- Client :Town of Milford, MA
- Owner’s Project Manager :NV5
- Construction Manager:Shawmut Design and Construction
- Landscape Architect:Crosby Schlessinger Smallridge LLC, Crosby Schlessinger Smallridge, LLC
- Structural Engineer:Foley Buhl Roberts & Associates Inc.
- M/E/P, Civil, Energy Modeling Engineers:Garcia Galuska DeSousa Consulting Engineers Inc., Garcia Galuska DeSousa Consulting Engineers, Inc.
- Architects In Charge:Laura Wernick, FAIA; Matt LaRue, AIA; Robert Williams, AIA
- Owner’s Project Manager:NV5
- Country:United States
Text description provided by the architects. HMFH Architects worked closely with educators to develop the concept for this new grade 3-5 elementary school. The educational program for the school is built around a team teaching methodology and inclusionary instruction that makes use of directed learning, small group activities, skill building, individualized instruction, and project-based learning as well as other techniques to ensure that the needs of each student are addressed. This is reflected in the design that features a series of shared spaces and small learning communities for the school’s 985 students.
Reinterpreting the predecessor Woodland School’s open plan concept, the new school is organized around grade-level learning. Each grade occupies one floor in the academic wing, grouped into three smaller clusters of six classrooms with a learning commons just outside the classrooms. These common areas, including a media space, amphitheater, circular storytelling rooms and an array of project areas, encourage a range of flexible teaching approaches. Educators can easily shift from classroom environments to large-group events, team projects, and small-group work sessions in the adjacent learning commons. Sinks and flexible furniture are included within the project areas to support “messy” hands-on activities.
The school’s flexible academic wing was also designed for Woodland’s approach to differentiated instruction and RTI (Response to Intervention), in which students of differing abilities work in smaller groups in shared, small-group spaces next to pairs of classrooms. These small rooms are visible from the adjacent classrooms and allow students to stay near their “home base.”

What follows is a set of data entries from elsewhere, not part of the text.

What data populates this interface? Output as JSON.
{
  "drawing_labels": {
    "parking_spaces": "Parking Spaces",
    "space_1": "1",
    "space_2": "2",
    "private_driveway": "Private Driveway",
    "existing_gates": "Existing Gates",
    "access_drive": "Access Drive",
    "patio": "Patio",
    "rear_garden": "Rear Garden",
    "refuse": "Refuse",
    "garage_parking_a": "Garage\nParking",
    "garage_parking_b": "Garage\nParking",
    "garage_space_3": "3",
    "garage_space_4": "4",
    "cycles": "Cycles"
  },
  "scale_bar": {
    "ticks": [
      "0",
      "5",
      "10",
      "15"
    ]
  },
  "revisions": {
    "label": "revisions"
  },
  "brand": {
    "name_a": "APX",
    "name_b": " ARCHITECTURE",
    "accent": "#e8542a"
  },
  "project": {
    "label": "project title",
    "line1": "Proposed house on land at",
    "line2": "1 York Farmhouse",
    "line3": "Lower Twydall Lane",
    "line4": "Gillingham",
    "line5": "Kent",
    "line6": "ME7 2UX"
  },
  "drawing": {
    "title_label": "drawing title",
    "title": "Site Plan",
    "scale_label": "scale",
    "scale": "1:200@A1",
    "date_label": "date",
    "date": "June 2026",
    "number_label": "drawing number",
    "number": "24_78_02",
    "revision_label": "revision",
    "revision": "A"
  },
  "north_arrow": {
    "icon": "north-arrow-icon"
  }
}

Bookending the three-story academic wing are two wings housing core and community spaces: a dining/arts wing, which houses a cafeteria/performance space with stage, kitchen, music rooms, art rooms, a STEAM room, a viewing balcony, and administrative offices; and an athletic wing, containing a gym and a multipurpose wellness center.
The new Woodland Elementary School has allowed the Town of Milford to address several critical facility issues, including realignment of town-wide grade configuration that reunites grades 6-8 in a single middle school, first-stage implementation of a new district-wide educational technology program, and accommodation of a growing elementary-aged population. The new school was constructed adjacent to the existing school, which allowed students to safely attend school without disruption while the new school was built.
Product Description. The three-story academic wing is primarily clad with a concrete panel rain screen system. The concrete panels, in an 8-inch horizontal plank configuration, complement the brick masonry employed on the two-story ‘dining/arts’ and ‘athletic’ wings on either end in its range of texture and subdued color tones, as well as in its durability. The lightweight application and thinness of the product allow the panels to freely wrap the fold-out faces of classroom bay windows at the academic wing. Because of the directionality of the bay windows, the concrete panels are the most visible component of the façade until closer approach reveals bright colored panels in the fold of the bay windows, creating an element of surprise.